Both Gyro and Fin Stabilizers are a great way to reduce the rolling and pitching on a yacht. Having this technology onboard will make cruising and time at anchor more enjoyable, especially for those that are prone to motion sickness.
Image of a Seakeeper Gyro Stabilizer
What is a Gyro Stabilizer?
It is a computer controlled gyroscope, which is comprised of a flywheel that spins at speeds of up to 10,700RPM and is tilted fore and aft in a range of up to 140 degrees to counteract the wave motion imposed on a yacht. Modern Gyros have been in use in recreational yachts since about 2007.
This video of a Seakeeper Gyro Explains it perfectly:
Benefits of a Gyro Stabilizer:
- Greatly reduces pitch and roll
- Applications from 30′ to over 100′
- Works while at anchor, at the dock, or cruising up to speeds where needed to counteract roll

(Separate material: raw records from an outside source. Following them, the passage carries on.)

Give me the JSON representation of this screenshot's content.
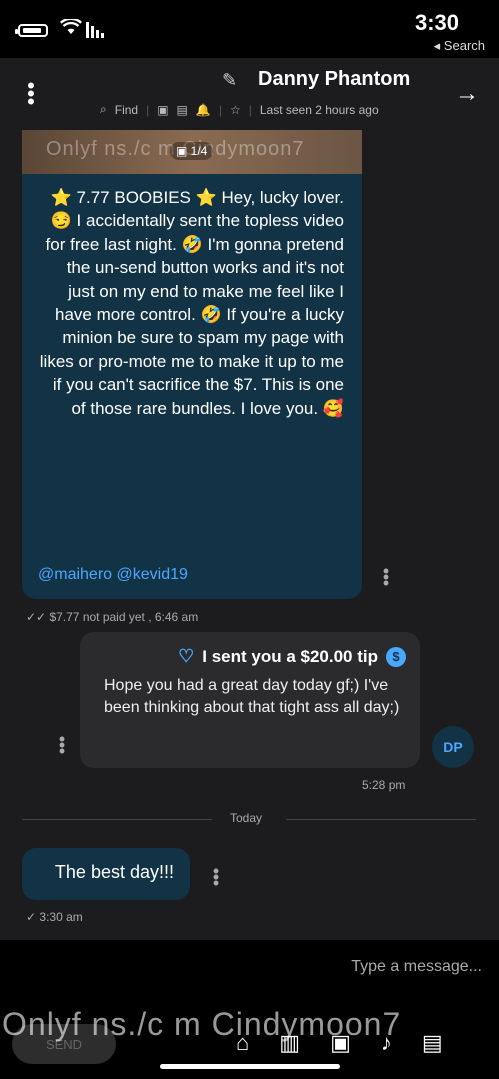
{
  "status_bar": {
    "time": "3:30",
    "back_link": "◂ Search"
  },
  "header": {
    "title": "Danny Phantom",
    "last_seen": "Last seen 2 hours ago",
    "find_label": "Find"
  },
  "chat": {
    "image": {
      "watermark": "Onlyf ns./c m Cindymoon7",
      "count": "1/4"
    },
    "post": {
      "text": "⭐ 7.77 BOOBIES ⭐ Hey, lucky lover. 😏 I accidentally sent the topless video for free last night. 🤣 I'm gonna pretend the un-send button works and it's not just on my end to make me feel like I have more control. 🤣 If you're a lucky minion be sure to spam my page with likes or pro-mote me to make it up to me if you can't sacrifice the $7. This is one of those rare bundles. I love you. 🥰",
      "mentions": "@maihero @kevid19",
      "meta": "$7.77 not paid yet , 6:46 am"
    },
    "tip": {
      "title": "I sent you a $20.00 tip",
      "body": "Hope you had a great day today gf;) I've been thinking about that tight ass all day;)",
      "avatar": "DP",
      "meta": "5:28 pm"
    },
    "divider": "Today",
    "reply": {
      "text": "The best day!!!",
      "meta": "3:30 am"
    }
  },
  "composer": {
    "placeholder": "Type a message...",
    "send_label": "SEND",
    "watermark": "Onlyf ns./c m Cindymoon7"
  },
  "colors": {
    "accent": "#4aa8ff",
    "bubble": "#123345",
    "bg": "#1c1c1e"
  }
}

- No external appendages means less drag while still having stabilization
- Comes in many different sizes and will work in multiple configurations depending on a yacht’s layout, from one large unit to multiple smaller ones
- Does not require much power, from 3kw in startup mode, to 1-2kw when operating
Considerations and Drawbacks of a Gyro Stabilizer:
- The Gyros can take 30-45 minutes to warm up to operating speed
- They take up a considerable amount of space inside your yacht. Some yachts are better laid out for them and others are a real challenge to find the space.
- Gyros need to be mounted to the stringers of the yacht as they enact a large amount of force and stress. If not mounted properly in the right area it can cause considerable damage.
- If included in a new construction yacht, the manufacturer will know how to install properly. If added at a later date, additional stringer reinforcement may be necessary.
- It is a very advanced system and not cheap…before deciding if it is absolutely necessary consider the cost. For example in a 60ft yacht, a rig of 2 smaller gyros could cost up to $250,000.
Seakeeper Gyro Installation in a 77 Hatteras Convertible
What are Fin Stabilizers?
They are fins mounted beneath the waterline of a yacht that emerge laterally at a downward angle. The fins are computer controlled and have the ability to change their angle via a hydraulic system to counteract roll caused by waves or wind.
Modern stabilizer fins have been in recreational yachts since the 1990’s. Since their introduction, they have become smaller and more effective in countering roll forces as new technology has emerged. In the last couple years there have been some large advancements in fin technology, enabling them to be effective even when a yacht is at a standstill, just like a Gyro stabilizer. In addition to the “Zero Speed Stabilization”, fins are also available that will fold up close to the hull to reduce drag, or even retract to reduce surface area…both designs resulting in less loss of speed caused by fin drag. With traditional stabilizer fins you can expect to lose a knot or 2 of speed due to drag, which is why more performance oriented yachts had opted for a gyro stabilizer before those new reduced drag fins became available.
The below video illustrates how a stabilizer fin works (this illustration happens to be for the Zero Speed Stabilizers that also work while the yacht is at a standstill):
Benefits of Fin Stabilizers:
- Greatly reduces pitch and roll
- Applications on yachts from 50 feet to Gigayachts 300ft+
- Depending on the type of fin stabilizer system it will at least work while underway, but newer systems also work while anchored or at rest.
- They take up a very minimal amount of interior yacht space
- Newer fin systems are optimized to reduce drag to maintain a yacht’s performance
- Typically cost less than Gyros and require less maintenance
- No warm up time is required, they can be turned on and off at the flick of a switch
- Should the fins get hit with debris, they are made to break away before the integrity of the hull is compromised
Considerations and Drawbacks of Fin Stabilizers:
- Due to the increased drag from the fins underwater, a yacht will lose a knot or 2 of speed with stabilizer fins added
- With the exterior fin appendages, they can be exposed to floating debris that would potentially cause them damage
- If installed on a new construction yacht, a manufacturer will know to reinforce the area where the fins will be attached, if added later, extra reinforcement will be necessary in the hull area surrounding the fin
Stabilizer Fin on a Yacht that is Hauled out of the Water
In Summary, both the Gyro Stabilizers and Fin Stabilizers are viable options to keep your yacht stable and your guests feeling comfortable. Depending on the type of yacht you own, its layout and its intended use, one of them should come out as the better option. For installation on a new construction yacht, consulting with the manufacturer’s engineers will make the decision more clear. For a retrofit, I would recommend consulting an experienced yacht engineer to make sure the right decision is made.
The direct benefit of the stabilization systems is clear, but also from a yacht broker’s perspective it will result in increased value and desirability come re-sale time.
If you would like to further discuss either Gyro Stabilizer of Fin Stabilizer systems please feel free to reach out to me, Jimmy Rogers, CPYB at 727-453-0422 or e-mail Jimmy@TGYG.com.